Posted on August 22, 2013 at 9:35 AM PDT by

Time is funny. It seems to speed up with each passing year. You’re 40 and, in a blink, nearly 50. Then 50 zooms past and people start to ask when you might retire.

Have no fear. Retirement means a lot of things. It’s also a time for major financial planning. You might feel it’s late in the game to think about money, but it’s not: You will live longer than you think, and your cost of living is by no means guaranteed to fall over time.

financial planning

Do you know how long your money will last? Can you plan 20 or 30 years out with no idea how your health — or the economy — will hold up?

Well, no, but it’s not as if you have a choice. The key to planning with so many unknowns is accepting that your plan should change over time.
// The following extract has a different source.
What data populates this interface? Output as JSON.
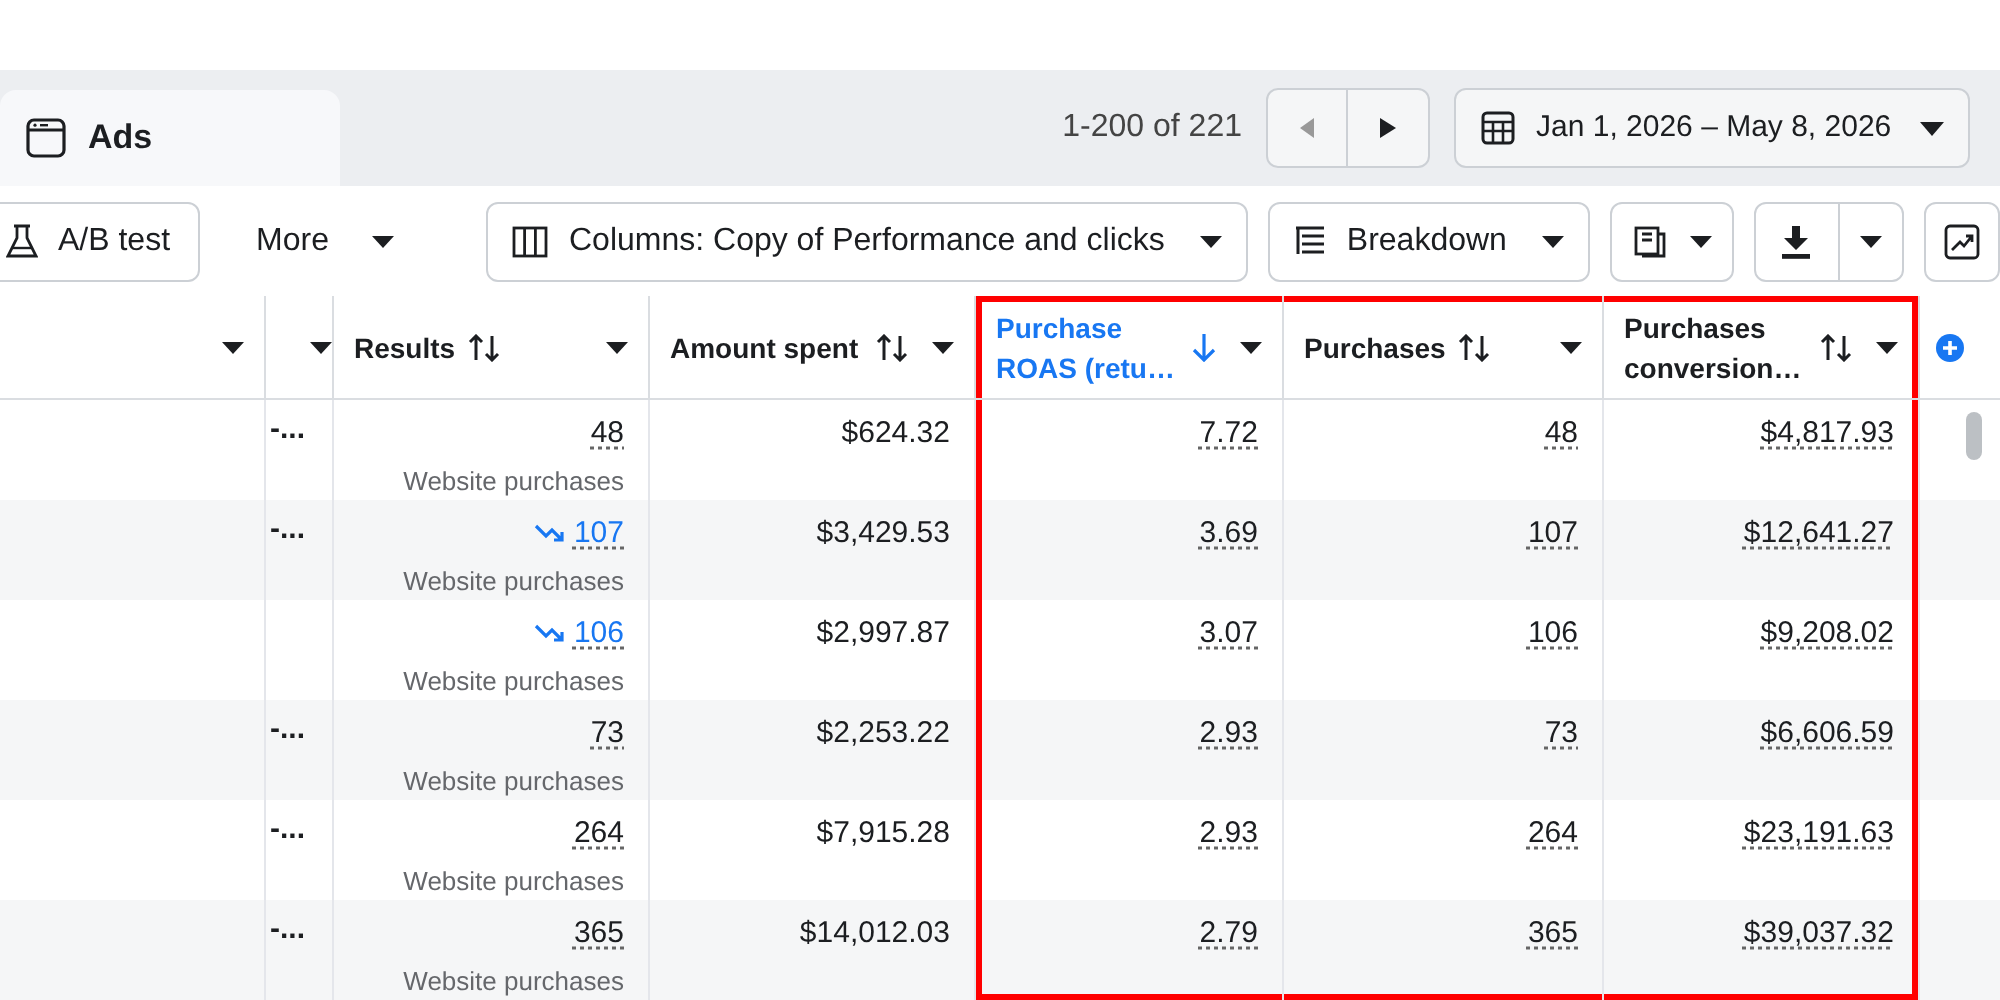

Perhaps not drastically, but having no plan is by far the riskiest course.

Let’s consider two numbers — 55 and 64. Using a simple online tool, it’s easy to see that a 55-year-old with $1 million can expect a retirement income stream of $82,102. To get to a similar figure as a 64-year-old, however, you would need closer to $1.5 million.

The reason is time. At 55 you have nearly a decade for your money to compound. At 64 you will need to own investments that are more conservative and, thus, will grow more slowly.
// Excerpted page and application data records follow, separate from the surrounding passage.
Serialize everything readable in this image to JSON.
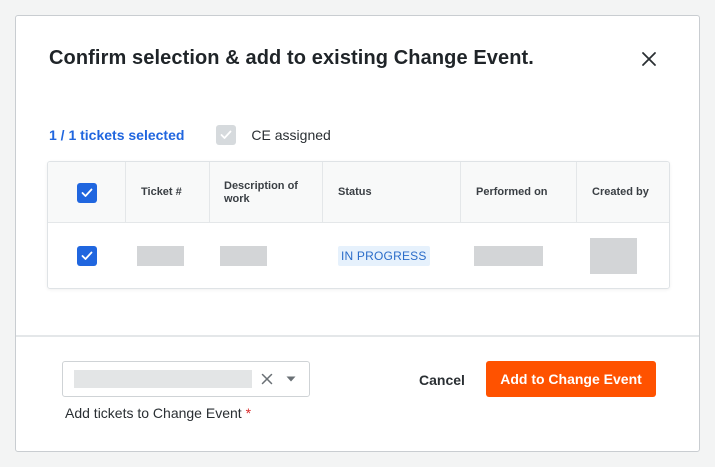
{
  "modal": {
    "title": "Confirm selection & add to existing Change Event."
  },
  "summary": {
    "selected_text": "1 / 1 tickets selected",
    "ce_assigned_label": "CE assigned",
    "ce_assigned_checked": true
  },
  "table": {
    "columns": [
      {
        "key": "select",
        "label": ""
      },
      {
        "key": "ticket",
        "label": "Ticket #"
      },
      {
        "key": "description",
        "label": "Description of work"
      },
      {
        "key": "status",
        "label": "Status"
      },
      {
        "key": "performed_on",
        "label": "Performed on"
      },
      {
        "key": "created_by",
        "label": "Created by"
      }
    ],
    "header_checkbox_checked": true,
    "rows": [
      {
        "checked": true,
        "ticket": "",
        "description": "",
        "status": "IN PROGRESS",
        "performed_on": "",
        "created_by": ""
      }
    ]
  },
  "footer": {
    "select_value": "",
    "select_label": "Add tickets to Change Event",
    "required_mark": "*",
    "cancel_label": "Cancel",
    "primary_label": "Add to Change Event"
  },
  "colors": {
    "accent": "#2066df",
    "primary_button": "#ff5200",
    "status_bg": "#e6f1fc",
    "status_text": "#2a6cc9",
    "required": "#d92b2b"
  },
  "icons": {
    "close": "close-icon",
    "check": "checkmark-icon",
    "clear": "clear-x-icon",
    "caret": "chevron-down-icon"
  }
}
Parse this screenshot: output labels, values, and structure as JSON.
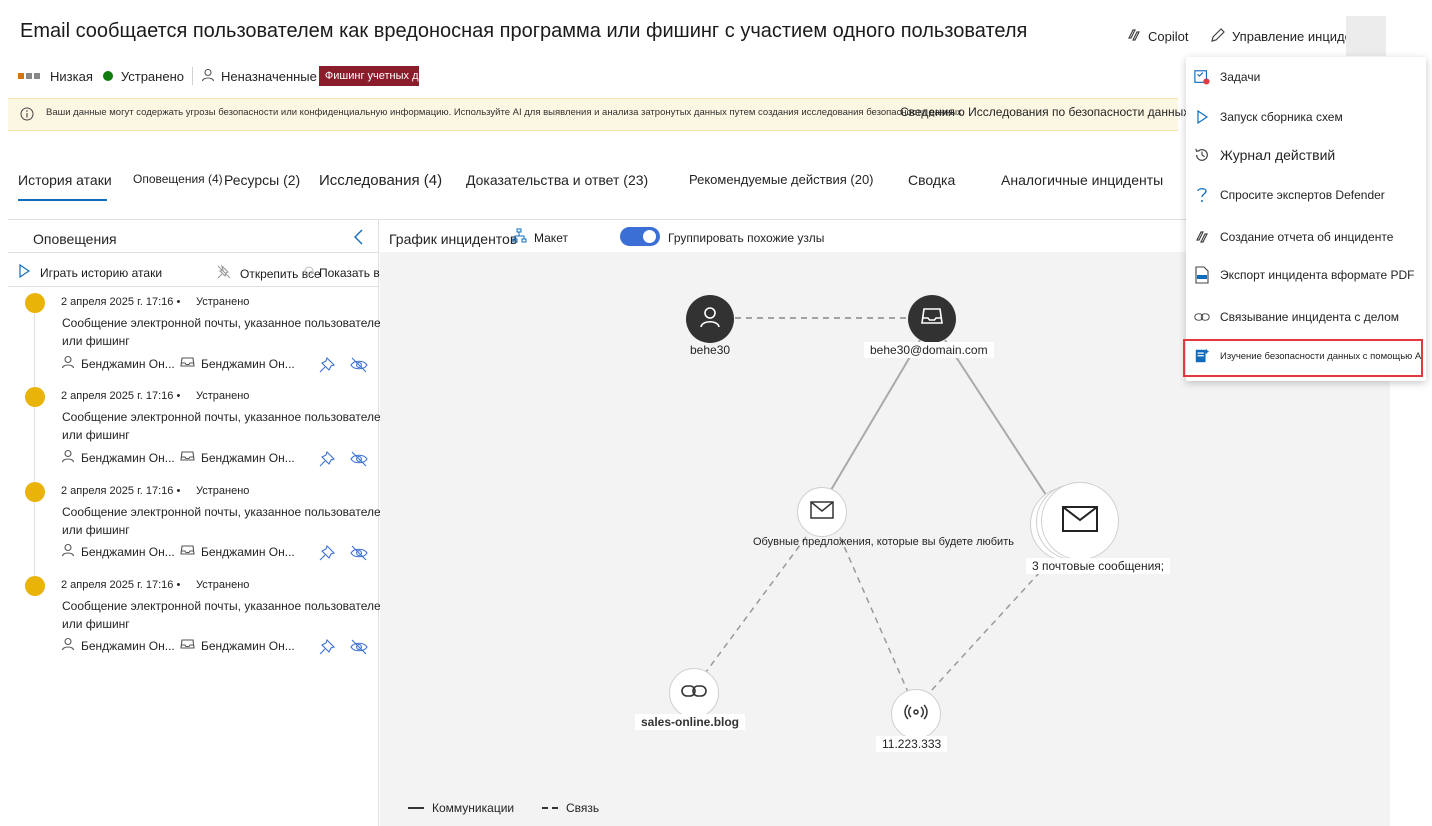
{
  "header": {
    "title": "Email сообщается пользователем как вредоносная программа или фишинг с участием одного пользователя",
    "copilot_label": "Copilot",
    "manage_label": "Управление инцидентом"
  },
  "meta": {
    "severity": "Низкая",
    "status": "Устранено",
    "assignee": "Неназначенные",
    "tag": "Фишинг учетных д"
  },
  "banner": {
    "text": "Ваши данные могут содержать угрозы безопасности или конфиденциальную информацию. Используйте AI для выявления и анализа затронутых данных путем создания исследования безопасности данных.",
    "link": "Сведения о Исследования по безопасности данных"
  },
  "tabs": {
    "t0": "История атаки",
    "t1": "Оповещения (4)",
    "t2": "Ресурсы (2)",
    "t3": "Исследования (4)",
    "t4": "Доказательства и ответ (23)",
    "t5": "Рекомендуемые действия (20)",
    "t6": "Сводка",
    "t7": "Аналогичные инциденты"
  },
  "alerts_pane": {
    "title": "Оповещения",
    "play": "Играть историю атаки",
    "unpin": "Открепить все",
    "show_all": "Показать все",
    "items": [
      {
        "date": "2 апреля 2025 г. 17:16 •",
        "status": "Устранено",
        "line1": "Сообщение электронной почты, указанное пользователем как вредоносная программа",
        "line2": "или фишинг",
        "user": "Бенджамин Он...",
        "mailbox": "Бенджамин Он..."
      },
      {
        "date": "2 апреля 2025 г. 17:16 •",
        "status": "Устранено",
        "line1": "Сообщение электронной почты, указанное пользователем как вредоносная программа",
        "line2": "или фишинг",
        "user": "Бенджамин Он...",
        "mailbox": "Бенджамин Он..."
      },
      {
        "date": "2 апреля 2025 г. 17:16 •",
        "status": "Устранено",
        "line1": "Сообщение электронной почты, указанное пользователем как вредоносная программа",
        "line2": "или фишинг",
        "user": "Бенджамин Он...",
        "mailbox": "Бенджамин Он..."
      },
      {
        "date": "2 апреля 2025 г. 17:16 •",
        "status": "Устранено",
        "line1": "Сообщение электронной почты, указанное пользователем как вредоносная программа",
        "line2": "или фишинг",
        "user": "Бенджамин Он...",
        "mailbox": "Бенджамин Он..."
      }
    ]
  },
  "graph": {
    "title": "График инцидентов",
    "layout": "Макет",
    "group_label": "Группировать похожие узлы",
    "group_enabled": true,
    "nodes": {
      "user": "behe30",
      "mailbox": "behe30@domain.com",
      "email1": "Обувные предложения, которые вы будете любить",
      "emails": "3 почтовые сообщения;",
      "url": "sales-online.blog",
      "ip": "11.223.333"
    },
    "legend_comm": "Коммуникации",
    "legend_link": "Связь"
  },
  "menu": {
    "items": [
      {
        "label": "Задачи",
        "icon": "tasks-icon"
      },
      {
        "label": "Запуск сборника схем",
        "icon": "play-icon"
      },
      {
        "label": "Журнал действий",
        "icon": "history-icon"
      },
      {
        "label": "Спросите экспертов Defender",
        "icon": "question-icon"
      },
      {
        "label": "Создание отчета об инциденте",
        "icon": "copilot-icon"
      },
      {
        "label": "Экспорт инцидента вформате PDF",
        "icon": "pdf-icon"
      },
      {
        "label": "Связывание инцидента с делом",
        "icon": "link-icon"
      },
      {
        "label": "Изучение безопасности данных с помощью AI",
        "icon": "ai-security-icon"
      }
    ]
  },
  "colors": {
    "accent": "#0f6cbd",
    "severity_low": "#d9730d",
    "resolved_green": "#107c10",
    "tag_bg": "#8a1c2b",
    "alert_dot": "#eab308",
    "highlight_border": "#e0393e"
  }
}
So, now comes the planning. If you’re expecting $82,000 from your investments, can you live on that? If so, consider the mistakes some folks make as they close in on 64:

1. Taking out a new mortgage
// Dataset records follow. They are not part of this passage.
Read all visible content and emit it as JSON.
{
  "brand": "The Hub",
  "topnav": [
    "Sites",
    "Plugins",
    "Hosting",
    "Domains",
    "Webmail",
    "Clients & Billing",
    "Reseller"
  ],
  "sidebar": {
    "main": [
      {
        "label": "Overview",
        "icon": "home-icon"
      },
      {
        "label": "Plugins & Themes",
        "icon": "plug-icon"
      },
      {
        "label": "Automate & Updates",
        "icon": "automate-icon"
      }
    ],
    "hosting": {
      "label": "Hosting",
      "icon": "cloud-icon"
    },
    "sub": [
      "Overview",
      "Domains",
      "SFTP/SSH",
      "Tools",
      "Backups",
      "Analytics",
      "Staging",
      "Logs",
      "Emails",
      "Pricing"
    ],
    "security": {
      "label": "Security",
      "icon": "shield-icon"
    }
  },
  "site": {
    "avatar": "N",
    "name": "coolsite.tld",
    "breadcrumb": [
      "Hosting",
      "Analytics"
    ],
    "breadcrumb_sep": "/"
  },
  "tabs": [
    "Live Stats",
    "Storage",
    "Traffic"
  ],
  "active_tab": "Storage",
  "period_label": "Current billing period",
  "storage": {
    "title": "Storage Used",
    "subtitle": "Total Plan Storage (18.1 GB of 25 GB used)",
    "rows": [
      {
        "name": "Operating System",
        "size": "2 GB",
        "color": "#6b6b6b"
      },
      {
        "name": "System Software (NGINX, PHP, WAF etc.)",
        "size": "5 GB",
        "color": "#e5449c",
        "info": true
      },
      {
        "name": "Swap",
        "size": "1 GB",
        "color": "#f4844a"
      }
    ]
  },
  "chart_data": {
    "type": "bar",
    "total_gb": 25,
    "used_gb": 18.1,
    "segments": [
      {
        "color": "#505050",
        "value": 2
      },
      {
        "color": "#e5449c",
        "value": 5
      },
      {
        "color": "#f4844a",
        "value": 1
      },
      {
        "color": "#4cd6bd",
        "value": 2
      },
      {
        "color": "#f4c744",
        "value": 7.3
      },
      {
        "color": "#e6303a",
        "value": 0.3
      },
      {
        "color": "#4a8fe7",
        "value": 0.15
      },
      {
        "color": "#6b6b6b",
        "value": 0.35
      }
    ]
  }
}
You’re nearly done with the original home mortgage and you decide to buy a second place at the beach or parlay equity into dream digs. So, you sign on for decades of new, fixed debt. Whoops.

2. Writing big checks to kids

Tuition, medical bills, vacations, gifts. Parents love to play Santa Claus, but helping your kids be bigger consumers is a huge mistake. That money is gone.

3. Kicking off retirement with a bang

It’s probably best to put aside those round-the-world tickets and new car purchases until at least 12 months into your new financial reality. You’ll be happier with your choices by far.

4. Failing to consider your health

If it’s not too late, consider long-term care insurance. Residential care facilities can cost thousands of dollars a week, possibly bankrupting you.

5. Living longer

We all want to live a long life, but we want to spend as if the end is near. Nothing changes about this once you retire. Don’t bet on 78. That might be the average, but that only means half of us live longer and half of us don’t make it.